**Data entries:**
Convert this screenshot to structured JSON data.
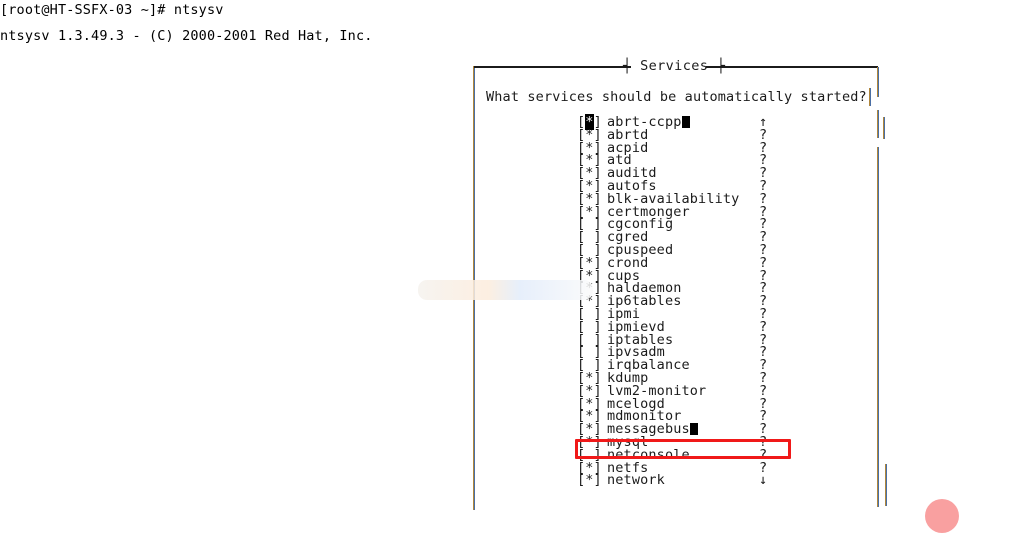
{
  "terminal": {
    "prompt_line": "[root@HT-SSFX-03 ~]# ntsysv",
    "version_line": "ntsysv 1.3.49.3 - (C) 2000-2001 Red Hat, Inc."
  },
  "dialog": {
    "title": "Services",
    "title_left_cap": "┤",
    "title_right_cap": "├",
    "question": "What services should be automatically started?",
    "right_edge_glyph": "│"
  },
  "scroll": {
    "up_arrow": "↑",
    "down_arrow": "↓",
    "marker": "?"
  },
  "list": {
    "checked_box": "[*]",
    "unchecked_box": "[ ]",
    "cursor_row_index": 0,
    "selected_row_index": 24,
    "services": [
      {
        "name": "abrt-ccpp",
        "checked": true,
        "indicator": "↑"
      },
      {
        "name": "abrtd",
        "checked": true,
        "indicator": "?"
      },
      {
        "name": "acpid",
        "checked": true,
        "indicator": "?"
      },
      {
        "name": "atd",
        "checked": true,
        "indicator": "?"
      },
      {
        "name": "auditd",
        "checked": true,
        "indicator": "?"
      },
      {
        "name": "autofs",
        "checked": true,
        "indicator": "?"
      },
      {
        "name": "blk-availability",
        "checked": true,
        "indicator": "?"
      },
      {
        "name": "certmonger",
        "checked": true,
        "indicator": "?"
      },
      {
        "name": "cgconfig",
        "checked": false,
        "indicator": "?"
      },
      {
        "name": "cgred",
        "checked": false,
        "indicator": "?"
      },
      {
        "name": "cpuspeed",
        "checked": false,
        "indicator": "?"
      },
      {
        "name": "crond",
        "checked": true,
        "indicator": "?"
      },
      {
        "name": "cups",
        "checked": true,
        "indicator": "?"
      },
      {
        "name": "haldaemon",
        "checked": true,
        "indicator": "?"
      },
      {
        "name": "ip6tables",
        "checked": true,
        "indicator": "?"
      },
      {
        "name": "ipmi",
        "checked": false,
        "indicator": "?"
      },
      {
        "name": "ipmievd",
        "checked": false,
        "indicator": "?"
      },
      {
        "name": "iptables",
        "checked": false,
        "indicator": "?"
      },
      {
        "name": "ipvsadm",
        "checked": false,
        "indicator": "?"
      },
      {
        "name": "irqbalance",
        "checked": false,
        "indicator": "?"
      },
      {
        "name": "kdump",
        "checked": true,
        "indicator": "?"
      },
      {
        "name": "lvm2-monitor",
        "checked": true,
        "indicator": "?"
      },
      {
        "name": "mcelogd",
        "checked": true,
        "indicator": "?"
      },
      {
        "name": "mdmonitor",
        "checked": true,
        "indicator": "?"
      },
      {
        "name": "messagebus",
        "checked": true,
        "indicator": "?"
      },
      {
        "name": "mysql",
        "checked": true,
        "indicator": "?"
      },
      {
        "name": "netconsole",
        "checked": false,
        "indicator": "?"
      },
      {
        "name": "netfs",
        "checked": true,
        "indicator": "?"
      },
      {
        "name": "network",
        "checked": true,
        "indicator": "↓"
      }
    ]
  },
  "annotation": {
    "target_service": "mysql",
    "color": "#f01919"
  },
  "decoration": {
    "circle_color": "#f9a0a0"
  }
}
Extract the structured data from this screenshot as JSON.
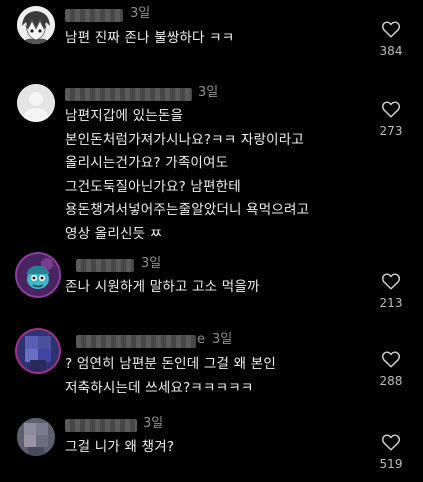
{
  "comments": [
    {
      "time": "3일",
      "lines": [
        "남편 진짜 존나 불쌍하다 ㅋㅋ"
      ],
      "likes": "384",
      "avatar_icon": "anime-character-avatar"
    },
    {
      "time": "3일",
      "lines": [
        "남편지갑에 있는돈을",
        "본인돈처럼가져가시나요?ㅋㅋ 자랑이라고",
        "올리시는건가요? 가족이여도",
        "그건도둑질아닌가요? 남편한테",
        "용돈챙겨서넣어주는줄알았더니 욕먹으려고",
        "영상 올리신듯 ㅉ"
      ],
      "likes": "273",
      "avatar_icon": "default-user-avatar"
    },
    {
      "time": "3일",
      "lines": [
        "존나 시원하게 말하고 고소 먹을까"
      ],
      "likes": "213",
      "avatar_icon": "cartoon-character-avatar"
    },
    {
      "username_tail": "e",
      "time": "3일",
      "lines": [
        "? 엄연히 남편분 돈인데 그걸 왜 본인",
        "저축하시는데 쓰세요?ㅋㅋㅋㅋㅋ"
      ],
      "likes": "288",
      "avatar_icon": "blurred-photo-avatar"
    },
    {
      "time": "3일",
      "lines": [
        "그걸 니가 왜 챙겨?"
      ],
      "likes": "519",
      "avatar_icon": "blurred-photo-avatar"
    }
  ],
  "icons": {
    "like": "heart-outline-icon"
  },
  "colors": {
    "background": "#000000",
    "text": "#f0f0f0",
    "muted": "#8f8f8f"
  }
}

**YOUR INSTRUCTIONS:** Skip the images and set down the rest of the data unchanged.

**REPLY TO THE TASK:**
Convert this screenshot to structured JSON data.
{
  "terminal": {
    "prompt_line": "[root@HT-SSFX-03 ~]# ntsysv",
    "version_line": "ntsysv 1.3.49.3 - (C) 2000-2001 Red Hat, Inc."
  },
  "dialog": {
    "title": "Services",
    "title_left_cap": "┤",
    "title_right_cap": "├",
    "question": "What services should be automatically started?",
    "right_edge_glyph": "│"
  },
  "scroll": {
    "up_arrow": "↑",
    "down_arrow": "↓",
    "marker": "?"
  },
  "list": {
    "checked_box": "[*]",
    "unchecked_box": "[ ]",
    "cursor_row_index": 0,
    "selected_row_index": 24,
    "services": [
      {
        "name": "abrt-ccpp",
        "checked": true,
        "indicator": "↑"
      },
      {
        "name": "abrtd",
        "checked": true,
        "indicator": "?"
      },
      {
        "name": "acpid",
        "checked": true,
        "indicator": "?"
      },
      {
        "name": "atd",
        "checked": true,
        "indicator": "?"
      },
      {
        "name": "auditd",
        "checked": true,
        "indicator": "?"
      },
      {
        "name": "autofs",
        "checked": true,
        "indicator": "?"
      },
      {
        "name": "blk-availability",
        "checked": true,
        "indicator": "?"
      },
      {
        "name": "certmonger",
        "checked": true,
        "indicator": "?"
      },
      {
        "name": "cgconfig",
        "checked": false,
        "indicator": "?"
      },
      {
        "name": "cgred",
        "checked": false,
        "indicator": "?"
      },
      {
        "name": "cpuspeed",
        "checked": false,
        "indicator": "?"
      },
      {
        "name": "crond",
        "checked": true,
        "indicator": "?"
      },
      {
        "name": "cups",
        "checked": true,
        "indicator": "?"
      },
      {
        "name": "haldaemon",
        "checked": true,
        "indicator": "?"
      },
      {
        "name": "ip6tables",
        "checked": true,
        "indicator": "?"
      },
      {
        "name": "ipmi",
        "checked": false,
        "indicator": "?"
      },
      {
        "name": "ipmievd",
        "checked": false,
        "indicator": "?"
      },
      {
        "name": "iptables",
        "checked": false,
        "indicator": "?"
      },
      {
        "name": "ipvsadm",
        "checked": false,
        "indicator": "?"
      },
      {
        "name": "irqbalance",
        "checked": false,
        "indicator": "?"
      },
      {
        "name": "kdump",
        "checked": true,
        "indicator": "?"
      },
      {
        "name": "lvm2-monitor",
        "checked": true,
        "indicator": "?"
      },
      {
        "name": "mcelogd",
        "checked": true,
        "indicator": "?"
      },
      {
        "name": "mdmonitor",
        "checked": true,
        "indicator": "?"
      },
      {
        "name": "messagebus",
        "checked": true,
        "indicator": "?"
      },
      {
        "name": "mysql",
        "checked": true,
        "indicator": "?"
      },
      {
        "name": "netconsole",
        "checked": false,
        "indicator": "?"
      },
      {
        "name": "netfs",
        "checked": true,
        "indicator": "?"
      },
      {
        "name": "network",
        "checked": true,
        "indicator": "↓"
      }
    ]
  },
  "annotation": {
    "target_service": "mysql",
    "color": "#f01919"
  },
  "decoration": {
    "circle_color": "#f9a0a0"
  }
}
Extract the structured data from this screenshot as JSON.
{
  "comments": [
    {
      "time": "3일",
      "lines": [
        "남편 진짜 존나 불쌍하다 ㅋㅋ"
      ],
      "likes": "384",
      "avatar_icon": "anime-character-avatar"
    },
    {
      "time": "3일",
      "lines": [
        "남편지갑에 있는돈을",
        "본인돈처럼가져가시나요?ㅋㅋ 자랑이라고",
        "올리시는건가요? 가족이여도",
        "그건도둑질아닌가요? 남편한테",
        "용돈챙겨서넣어주는줄알았더니 욕먹으려고",
        "영상 올리신듯 ㅉ"
      ],
      "likes": "273",
      "avatar_icon": "default-user-avatar"
    },
    {
      "time": "3일",
      "lines": [
        "존나 시원하게 말하고 고소 먹을까"
      ],
      "likes": "213",
      "avatar_icon": "cartoon-character-avatar"
    },
    {
      "username_tail": "e",
      "time": "3일",
      "lines": [
        "? 엄연히 남편분 돈인데 그걸 왜 본인",
        "저축하시는데 쓰세요?ㅋㅋㅋㅋㅋ"
      ],
      "likes": "288",
      "avatar_icon": "blurred-photo-avatar"
    },
    {
      "time": "3일",
      "lines": [
        "그걸 니가 왜 챙겨?"
      ],
      "likes": "519",
      "avatar_icon": "blurred-photo-avatar"
    }
  ],
  "icons": {
    "like": "heart-outline-icon"
  },
  "colors": {
    "background": "#000000",
    "text": "#f0f0f0",
    "muted": "#8f8f8f"
  }
}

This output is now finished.